▶ _WORK INSTRUCTION_: Pictures stay out. All the rest of the records must be repeated exactly.

EXTRACTED MATERIAL Block Start

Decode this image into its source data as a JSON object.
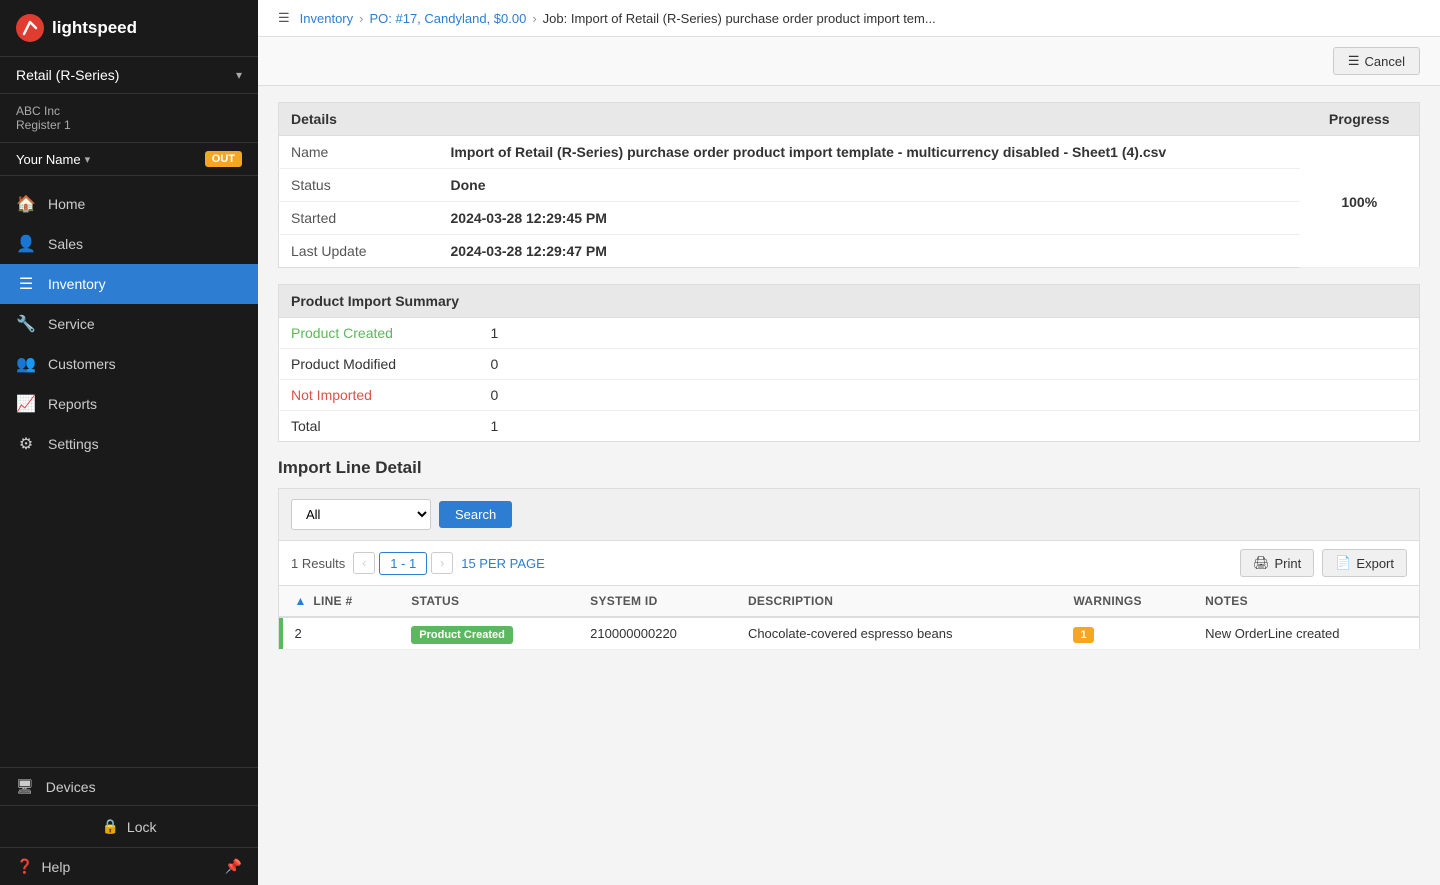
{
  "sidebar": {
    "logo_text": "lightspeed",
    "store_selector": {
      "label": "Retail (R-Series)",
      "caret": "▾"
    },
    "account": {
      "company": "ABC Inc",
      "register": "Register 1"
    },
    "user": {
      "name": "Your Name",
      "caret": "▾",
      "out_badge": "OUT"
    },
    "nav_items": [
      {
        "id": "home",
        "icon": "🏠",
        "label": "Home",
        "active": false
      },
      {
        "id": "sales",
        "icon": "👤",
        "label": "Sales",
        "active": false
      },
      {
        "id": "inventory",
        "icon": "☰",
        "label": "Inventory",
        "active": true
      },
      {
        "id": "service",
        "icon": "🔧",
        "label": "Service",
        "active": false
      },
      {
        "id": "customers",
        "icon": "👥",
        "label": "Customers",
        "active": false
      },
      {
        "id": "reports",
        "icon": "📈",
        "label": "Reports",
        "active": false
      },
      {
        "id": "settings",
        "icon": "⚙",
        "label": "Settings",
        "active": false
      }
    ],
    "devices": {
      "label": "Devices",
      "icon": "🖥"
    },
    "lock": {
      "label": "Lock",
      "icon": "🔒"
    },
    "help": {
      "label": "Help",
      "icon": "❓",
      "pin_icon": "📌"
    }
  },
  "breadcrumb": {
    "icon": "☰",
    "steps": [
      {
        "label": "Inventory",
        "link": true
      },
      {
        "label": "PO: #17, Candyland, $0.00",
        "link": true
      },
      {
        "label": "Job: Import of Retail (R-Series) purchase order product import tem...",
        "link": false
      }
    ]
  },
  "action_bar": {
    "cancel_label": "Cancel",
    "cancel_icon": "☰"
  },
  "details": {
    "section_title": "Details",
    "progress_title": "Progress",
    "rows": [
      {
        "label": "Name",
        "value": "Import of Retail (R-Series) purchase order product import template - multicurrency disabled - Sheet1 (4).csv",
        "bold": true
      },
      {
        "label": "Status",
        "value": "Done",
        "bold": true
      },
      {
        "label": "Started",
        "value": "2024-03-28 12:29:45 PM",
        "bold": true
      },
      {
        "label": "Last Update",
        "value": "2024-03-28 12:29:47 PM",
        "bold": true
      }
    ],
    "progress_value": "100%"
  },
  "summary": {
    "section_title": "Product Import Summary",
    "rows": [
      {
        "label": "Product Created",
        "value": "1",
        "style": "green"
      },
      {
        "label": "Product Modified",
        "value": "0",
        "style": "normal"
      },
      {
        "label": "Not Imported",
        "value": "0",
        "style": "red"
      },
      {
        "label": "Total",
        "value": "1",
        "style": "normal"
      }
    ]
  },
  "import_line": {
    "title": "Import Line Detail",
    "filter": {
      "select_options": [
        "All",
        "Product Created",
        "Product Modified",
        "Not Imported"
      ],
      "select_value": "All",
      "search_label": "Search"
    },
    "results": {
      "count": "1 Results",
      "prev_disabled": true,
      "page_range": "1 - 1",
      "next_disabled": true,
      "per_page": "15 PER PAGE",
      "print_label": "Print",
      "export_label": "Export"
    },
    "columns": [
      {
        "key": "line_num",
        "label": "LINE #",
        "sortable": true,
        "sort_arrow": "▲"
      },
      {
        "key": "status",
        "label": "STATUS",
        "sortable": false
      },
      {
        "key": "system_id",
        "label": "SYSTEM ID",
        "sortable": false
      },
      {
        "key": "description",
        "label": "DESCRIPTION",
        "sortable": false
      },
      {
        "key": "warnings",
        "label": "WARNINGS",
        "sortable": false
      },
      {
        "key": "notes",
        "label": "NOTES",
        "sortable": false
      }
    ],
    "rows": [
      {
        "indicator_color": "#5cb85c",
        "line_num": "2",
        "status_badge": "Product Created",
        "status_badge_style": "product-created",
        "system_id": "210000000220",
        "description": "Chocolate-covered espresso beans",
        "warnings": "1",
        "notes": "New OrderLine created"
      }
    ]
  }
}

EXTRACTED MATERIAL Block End

▶ _RESULT OF THIS EXERCISE_:
Decode this image into its source data as a JSON object.
{
  "sidebar": {
    "logo_text": "lightspeed",
    "store_selector": {
      "label": "Retail (R-Series)",
      "caret": "▾"
    },
    "account": {
      "company": "ABC Inc",
      "register": "Register 1"
    },
    "user": {
      "name": "Your Name",
      "caret": "▾",
      "out_badge": "OUT"
    },
    "nav_items": [
      {
        "id": "home",
        "icon": "🏠",
        "label": "Home",
        "active": false
      },
      {
        "id": "sales",
        "icon": "👤",
        "label": "Sales",
        "active": false
      },
      {
        "id": "inventory",
        "icon": "☰",
        "label": "Inventory",
        "active": true
      },
      {
        "id": "service",
        "icon": "🔧",
        "label": "Service",
        "active": false
      },
      {
        "id": "customers",
        "icon": "👥",
        "label": "Customers",
        "active": false
      },
      {
        "id": "reports",
        "icon": "📈",
        "label": "Reports",
        "active": false
      },
      {
        "id": "settings",
        "icon": "⚙",
        "label": "Settings",
        "active": false
      }
    ],
    "devices": {
      "label": "Devices",
      "icon": "🖥"
    },
    "lock": {
      "label": "Lock",
      "icon": "🔒"
    },
    "help": {
      "label": "Help",
      "icon": "❓",
      "pin_icon": "📌"
    }
  },
  "breadcrumb": {
    "icon": "☰",
    "steps": [
      {
        "label": "Inventory",
        "link": true
      },
      {
        "label": "PO: #17, Candyland, $0.00",
        "link": true
      },
      {
        "label": "Job: Import of Retail (R-Series) purchase order product import tem...",
        "link": false
      }
    ]
  },
  "action_bar": {
    "cancel_label": "Cancel",
    "cancel_icon": "☰"
  },
  "details": {
    "section_title": "Details",
    "progress_title": "Progress",
    "rows": [
      {
        "label": "Name",
        "value": "Import of Retail (R-Series) purchase order product import template - multicurrency disabled - Sheet1 (4).csv",
        "bold": true
      },
      {
        "label": "Status",
        "value": "Done",
        "bold": true
      },
      {
        "label": "Started",
        "value": "2024-03-28 12:29:45 PM",
        "bold": true
      },
      {
        "label": "Last Update",
        "value": "2024-03-28 12:29:47 PM",
        "bold": true
      }
    ],
    "progress_value": "100%"
  },
  "summary": {
    "section_title": "Product Import Summary",
    "rows": [
      {
        "label": "Product Created",
        "value": "1",
        "style": "green"
      },
      {
        "label": "Product Modified",
        "value": "0",
        "style": "normal"
      },
      {
        "label": "Not Imported",
        "value": "0",
        "style": "red"
      },
      {
        "label": "Total",
        "value": "1",
        "style": "normal"
      }
    ]
  },
  "import_line": {
    "title": "Import Line Detail",
    "filter": {
      "select_options": [
        "All",
        "Product Created",
        "Product Modified",
        "Not Imported"
      ],
      "select_value": "All",
      "search_label": "Search"
    },
    "results": {
      "count": "1 Results",
      "prev_disabled": true,
      "page_range": "1 - 1",
      "next_disabled": true,
      "per_page": "15 PER PAGE",
      "print_label": "Print",
      "export_label": "Export"
    },
    "columns": [
      {
        "key": "line_num",
        "label": "LINE #",
        "sortable": true,
        "sort_arrow": "▲"
      },
      {
        "key": "status",
        "label": "STATUS",
        "sortable": false
      },
      {
        "key": "system_id",
        "label": "SYSTEM ID",
        "sortable": false
      },
      {
        "key": "description",
        "label": "DESCRIPTION",
        "sortable": false
      },
      {
        "key": "warnings",
        "label": "WARNINGS",
        "sortable": false
      },
      {
        "key": "notes",
        "label": "NOTES",
        "sortable": false
      }
    ],
    "rows": [
      {
        "indicator_color": "#5cb85c",
        "line_num": "2",
        "status_badge": "Product Created",
        "status_badge_style": "product-created",
        "system_id": "210000000220",
        "description": "Chocolate-covered espresso beans",
        "warnings": "1",
        "notes": "New OrderLine created"
      }
    ]
  }
}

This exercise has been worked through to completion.